Duration is a term used in fixed income investing to describe the sensitivity of a security's price to changes in interest rates. It is typically expressed as a number of years. The higher the duration, the greater the price sensitivity.

Duration can be used to measure the risk of a portfolio, as well as to make investment decisions. For example, a portfolio with a longer duration is generally more sensitive to interest rate changes than a portfolio with a shorter duration. As a result, a portfolio manager may use duration to help manage the overall risk of the portfolio.

There are a number of different ways to calculate duration, but the most common is the modified duration. This approach adjusts for the fact that a security's price will not change by the same amount as the change in interest rates.

The use of duration in fixed income investing is not without risk. In particular, duration-based strategies may be subject to interest rate risk, which is the risk that interest rates will rise and fall over time. As a result, investors should carefully consider their investment objectives and risk tolerance before using this approach. What is duration and maturity? Duration is a measure of the sensitivity of the price (the value of principal) of a fixed-income investment to a change in interest rates. It is expressed as a number of years.

The duration of a simple bond with no embedded options can be calculated using the following formula:

D = N * (1 + y) / (1 + r)

Where:

D = duration

N = number of years to maturity

y = annual yield

r = annual coupon rate

For example, a bond with 10 years to maturity and a coupon rate of 5% that is currently yielding 6% has a duration of 8.16 years.

The higher the duration, the greater the price movement of the bond in response to a change in interest rates. In general, the longer the duration of a bond, the greater the price volatility.

Maturity is the date on which the principal amount of a loan or security is due to be paid.

For example, a bond with a face value of $1,000 that matures in 10 years has a maturity date of 10 years from the date of issue.

At maturity, the bondholder will receive the $1,000 face value of the bond, plus any interest that has accrued.

### What is duration explain?

Duration is a measure of the sensitivity of a bond's price to changes in interest rates. It is often expressed as a number of years. The higher the duration, the greater the price sensitivity.

Bonds with a longer duration are more sensitive to interest rate changes than bonds with a shorter duration. For example, a bond with a 10-year duration will be more affected by a 1% interest rate change than a bond with a 5-year duration.

The duration of a bond is affected by its coupon rate, maturity date, and interest rate environment. In general, bonds with higher coupon rates, longer maturities, and lower interest rates have longer durations.

Duration is an important concept for bond investors to understand because it can help them manage the interest rate risk of their portfolios.

##### What is duration Wikipedia?

Duration is a measure of a bond's price sensitivity to changes in interest rates.

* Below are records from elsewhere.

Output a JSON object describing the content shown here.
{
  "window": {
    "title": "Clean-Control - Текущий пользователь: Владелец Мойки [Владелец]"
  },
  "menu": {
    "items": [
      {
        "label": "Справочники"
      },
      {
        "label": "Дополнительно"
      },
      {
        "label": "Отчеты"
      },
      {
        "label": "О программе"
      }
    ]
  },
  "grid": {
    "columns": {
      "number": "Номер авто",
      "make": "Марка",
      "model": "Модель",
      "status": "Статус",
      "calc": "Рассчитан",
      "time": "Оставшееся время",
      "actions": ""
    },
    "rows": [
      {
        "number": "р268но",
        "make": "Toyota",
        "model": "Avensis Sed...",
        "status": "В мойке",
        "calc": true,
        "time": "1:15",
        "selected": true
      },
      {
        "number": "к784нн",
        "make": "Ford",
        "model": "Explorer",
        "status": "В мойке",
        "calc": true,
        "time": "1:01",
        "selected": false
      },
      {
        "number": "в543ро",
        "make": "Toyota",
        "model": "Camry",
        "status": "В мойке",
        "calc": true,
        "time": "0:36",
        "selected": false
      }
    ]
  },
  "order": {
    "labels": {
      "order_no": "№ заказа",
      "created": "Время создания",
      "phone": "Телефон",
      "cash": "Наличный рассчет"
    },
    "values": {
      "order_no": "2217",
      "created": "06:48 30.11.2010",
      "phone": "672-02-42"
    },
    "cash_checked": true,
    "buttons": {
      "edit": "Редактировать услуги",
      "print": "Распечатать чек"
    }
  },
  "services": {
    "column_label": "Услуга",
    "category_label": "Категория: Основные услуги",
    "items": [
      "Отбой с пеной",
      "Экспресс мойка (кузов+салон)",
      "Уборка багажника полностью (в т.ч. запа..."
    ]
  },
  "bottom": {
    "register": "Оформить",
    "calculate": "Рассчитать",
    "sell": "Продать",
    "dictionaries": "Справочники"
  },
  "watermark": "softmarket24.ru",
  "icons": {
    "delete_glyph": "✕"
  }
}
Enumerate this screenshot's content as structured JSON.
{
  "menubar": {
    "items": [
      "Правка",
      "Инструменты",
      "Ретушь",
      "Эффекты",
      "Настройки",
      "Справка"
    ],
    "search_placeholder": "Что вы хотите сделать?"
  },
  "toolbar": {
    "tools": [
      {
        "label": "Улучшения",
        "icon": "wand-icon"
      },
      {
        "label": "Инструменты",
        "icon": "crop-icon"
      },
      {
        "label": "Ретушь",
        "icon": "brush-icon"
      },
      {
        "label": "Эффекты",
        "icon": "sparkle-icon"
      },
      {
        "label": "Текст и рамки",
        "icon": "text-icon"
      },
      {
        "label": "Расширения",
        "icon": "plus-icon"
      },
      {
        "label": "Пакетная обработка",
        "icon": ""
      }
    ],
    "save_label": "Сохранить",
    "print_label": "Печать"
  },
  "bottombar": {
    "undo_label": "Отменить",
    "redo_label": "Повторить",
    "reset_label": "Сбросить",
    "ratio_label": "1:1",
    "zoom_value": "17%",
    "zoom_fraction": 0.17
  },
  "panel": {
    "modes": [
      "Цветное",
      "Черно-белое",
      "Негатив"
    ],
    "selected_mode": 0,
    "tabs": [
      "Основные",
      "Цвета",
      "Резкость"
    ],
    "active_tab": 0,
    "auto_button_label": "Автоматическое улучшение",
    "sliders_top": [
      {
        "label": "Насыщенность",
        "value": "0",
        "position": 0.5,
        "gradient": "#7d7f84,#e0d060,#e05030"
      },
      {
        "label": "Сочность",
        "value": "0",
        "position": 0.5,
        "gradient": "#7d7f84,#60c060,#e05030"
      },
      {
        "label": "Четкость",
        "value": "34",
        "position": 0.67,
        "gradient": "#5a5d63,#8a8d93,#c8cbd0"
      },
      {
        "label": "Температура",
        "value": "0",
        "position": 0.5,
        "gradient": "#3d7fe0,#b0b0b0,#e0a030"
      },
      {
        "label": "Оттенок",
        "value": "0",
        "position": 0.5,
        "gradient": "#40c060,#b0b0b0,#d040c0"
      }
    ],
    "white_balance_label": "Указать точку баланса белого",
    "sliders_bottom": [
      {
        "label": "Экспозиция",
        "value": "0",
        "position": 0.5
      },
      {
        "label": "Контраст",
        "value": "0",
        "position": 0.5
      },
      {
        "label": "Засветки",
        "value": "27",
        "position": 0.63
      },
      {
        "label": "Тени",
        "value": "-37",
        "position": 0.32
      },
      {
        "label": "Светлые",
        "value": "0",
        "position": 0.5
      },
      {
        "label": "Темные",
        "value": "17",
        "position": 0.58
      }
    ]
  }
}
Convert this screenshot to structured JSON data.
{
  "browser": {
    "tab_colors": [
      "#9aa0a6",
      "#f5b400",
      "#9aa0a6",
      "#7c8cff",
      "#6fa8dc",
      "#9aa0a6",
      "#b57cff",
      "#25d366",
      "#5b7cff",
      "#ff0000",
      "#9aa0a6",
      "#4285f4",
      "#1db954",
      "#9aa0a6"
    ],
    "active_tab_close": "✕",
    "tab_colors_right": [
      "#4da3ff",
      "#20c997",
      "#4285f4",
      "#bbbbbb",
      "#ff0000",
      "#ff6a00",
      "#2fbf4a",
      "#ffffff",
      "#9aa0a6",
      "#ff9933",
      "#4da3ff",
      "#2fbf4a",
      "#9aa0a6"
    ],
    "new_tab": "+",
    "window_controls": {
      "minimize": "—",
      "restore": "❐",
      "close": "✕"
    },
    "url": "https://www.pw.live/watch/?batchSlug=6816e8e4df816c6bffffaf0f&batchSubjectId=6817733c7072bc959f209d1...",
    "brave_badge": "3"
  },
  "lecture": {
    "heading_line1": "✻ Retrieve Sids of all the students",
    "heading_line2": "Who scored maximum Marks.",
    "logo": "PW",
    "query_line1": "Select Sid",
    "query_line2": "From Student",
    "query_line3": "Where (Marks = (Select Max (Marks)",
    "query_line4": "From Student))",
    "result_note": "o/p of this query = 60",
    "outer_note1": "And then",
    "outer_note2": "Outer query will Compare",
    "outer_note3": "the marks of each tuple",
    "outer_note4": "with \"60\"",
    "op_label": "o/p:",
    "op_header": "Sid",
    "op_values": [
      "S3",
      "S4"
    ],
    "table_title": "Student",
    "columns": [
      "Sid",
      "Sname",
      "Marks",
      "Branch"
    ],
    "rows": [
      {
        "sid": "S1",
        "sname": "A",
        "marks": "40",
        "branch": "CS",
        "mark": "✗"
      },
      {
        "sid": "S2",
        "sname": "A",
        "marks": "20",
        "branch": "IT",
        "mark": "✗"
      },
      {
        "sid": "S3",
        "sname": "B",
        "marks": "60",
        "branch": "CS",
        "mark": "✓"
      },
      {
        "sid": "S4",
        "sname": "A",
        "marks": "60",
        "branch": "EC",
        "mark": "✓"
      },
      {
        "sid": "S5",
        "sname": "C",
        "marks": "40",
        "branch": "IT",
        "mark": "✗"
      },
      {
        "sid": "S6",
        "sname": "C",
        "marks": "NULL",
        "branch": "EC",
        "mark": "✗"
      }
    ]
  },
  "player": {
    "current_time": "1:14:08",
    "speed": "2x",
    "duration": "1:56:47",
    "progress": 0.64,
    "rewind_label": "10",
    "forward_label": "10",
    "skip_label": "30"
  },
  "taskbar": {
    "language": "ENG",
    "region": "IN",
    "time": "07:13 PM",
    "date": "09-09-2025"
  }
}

It is used as a measure of a bond's volatility and is a key ingredient in the determination of a bond's price. The higher the duration, the higher the price sensitivity. For example, a bond with a duration of 5 years will be more volatile than a bond with a duration of 4 years.

The formula for duration is:

Duration = -∂P/∂r

where P is the bond's price and r is the interest rate.

The duration of a bond is inversely related to the interest rate. This means that when interest rates go up, the duration of a bond goes down, and vice versa.

The duration of a bond is affected by a number of factors, including the coupon rate, the maturity, and the type of bond. For example, a bond with a higher coupon rate will have a lower duration than a bond with a lower coupon rate. This is because the higher coupon payments act as a buffer against changes in interest rates.

Similarly, a bond with a longer maturity will have a higher duration than a bond with a shorter maturity. This is because the longer the bond's maturity, the longer the bond's price is exposed to changes in interest rates.

Finally, bonds that are more volatile (such as junk bonds) will have higher durations than bonds that are less volatile (such as Treasury bonds). This is because investors require a higher return to compensate them for the increased risk.

In general, the duration of a bond is a good measure of the bond's price sensitivity to changes in interest rates. The longer the duration, the more volatile the bond's price will be.

What is duration and how it is calculated? Duration is a measure of a bond's price sensitivity to changes in interest rates. It is calculated by taking the weighted average of the present value of all cash flows, adjusted for the bond's current price. The weighting is based on the time to each cash flow. For example, a bond with two years to maturity and a coupon rate of 5% would have a duration of approximately 2.5 years.

The formula for duration is as follows:

Duration = Σ tCFt / (1+r)t

where:

Σ tCFt = the sum of the present value of all cash flows

r = the bond's current yield

t = the time to each cash flow

CFt = the cash flow at time t

#### What's effective duration?

Effective duration is a measure of a bond's sensitivity to changes in interest rates. It is used to estimate the price change of a bond in response to a change in interest rates. The higher the effective duration, the greater the price change in response to a change in interest rates.

For example, if a bond has an effective duration of 5 years, and interest rates rise by 1%, the price of the bond is expected to fall by 5%.